According to a report by the security firm Symantec, over 500 million digital identities were exposed or stolen last year.
The firm said that the number of crypto-based ransomware attacks increased by 35%, while fake technical support scams surged 200%.
The annual threat report revealed that cybercriminals have become better at creating unknown software bugs to ensure their attacks work properly, with groups of hackers becoming more professional and working in ways that resemble that of actual software companies.
Kevin Haley, director of Symantec security said in a statement: “They have extensive resources and highly skilled technical staff that operate with such efficiency that they maintain normal business hours and even take the weekends and holidays off,”
According to Symantec, the largest number of breaches took place within the Health Services sub-sector, which comprised 39 of all breaches in the year.
An extremely profitable type of attack, ransomware, increased 35% last year.
Ransomware restricts access to the infected computer system in some way, requesting that the user pay a ransom to the malware operators to remove the restriction.
Symantec said that this form of attack “will continue to ensnare PC users and expand to any network-connected device that can be held hostage for a profit.”
“In 2015, ransomware found new targets in smart phones, Mac, and Linux systems.
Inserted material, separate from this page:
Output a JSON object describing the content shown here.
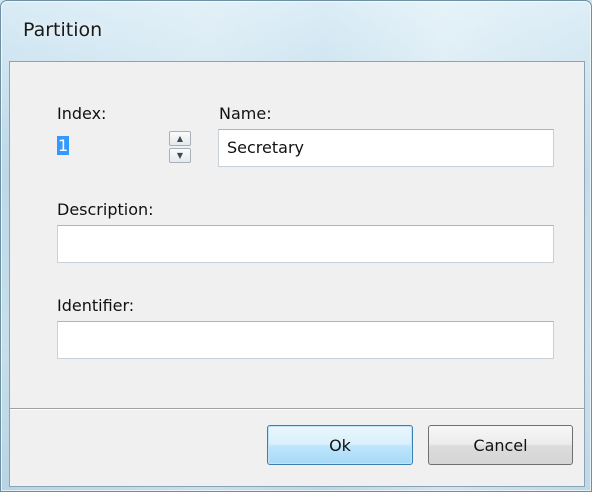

Symantec even demonstrated proof-of-concept attacks against smart watches and televisions in 2015.”
Sharp increase in the number of large businesses targeted
There was also a surge in the number of big companies suffering large-scale attacks last year. There were nine data breaches in 2015 that exposed more than 10 million records, up from four breaches of the same severity in 2014.
Symantec noted that the number of identities stolen online could be higher, as many companies are choosing not to reveal the full extent of their data breaches.
The report said:
“At the close of 2015, the world experienced the largest data breach ever publicly reported. An astounding 191 million records were exposed. It may have been the largest megabreach, but it wasn’t alone. In 2015, a record-setting total of nine mega-breaches were reported,” Mr. Hayley said.
“The total reported number of exposed identities jumped 23 percent to 429 million. But this number hides a bigger story. In 2015, more and more companies chose not to reveal the full extent of the breaches they experienced. Companies choosing not to report the number of records lost increased by 85 percent. A conservative estimate by Symantec of those unreported breaches pushes the real number of records lost to more than half a billion.
“The increasing number of companies choosing to hold back critical details after a breach is a disturbing trend. Transparency is critical to security. While numerous data sharing initiatives are underway in the security industry, helping all of us improve our security products and postures, some of this data is getting harder to collect.”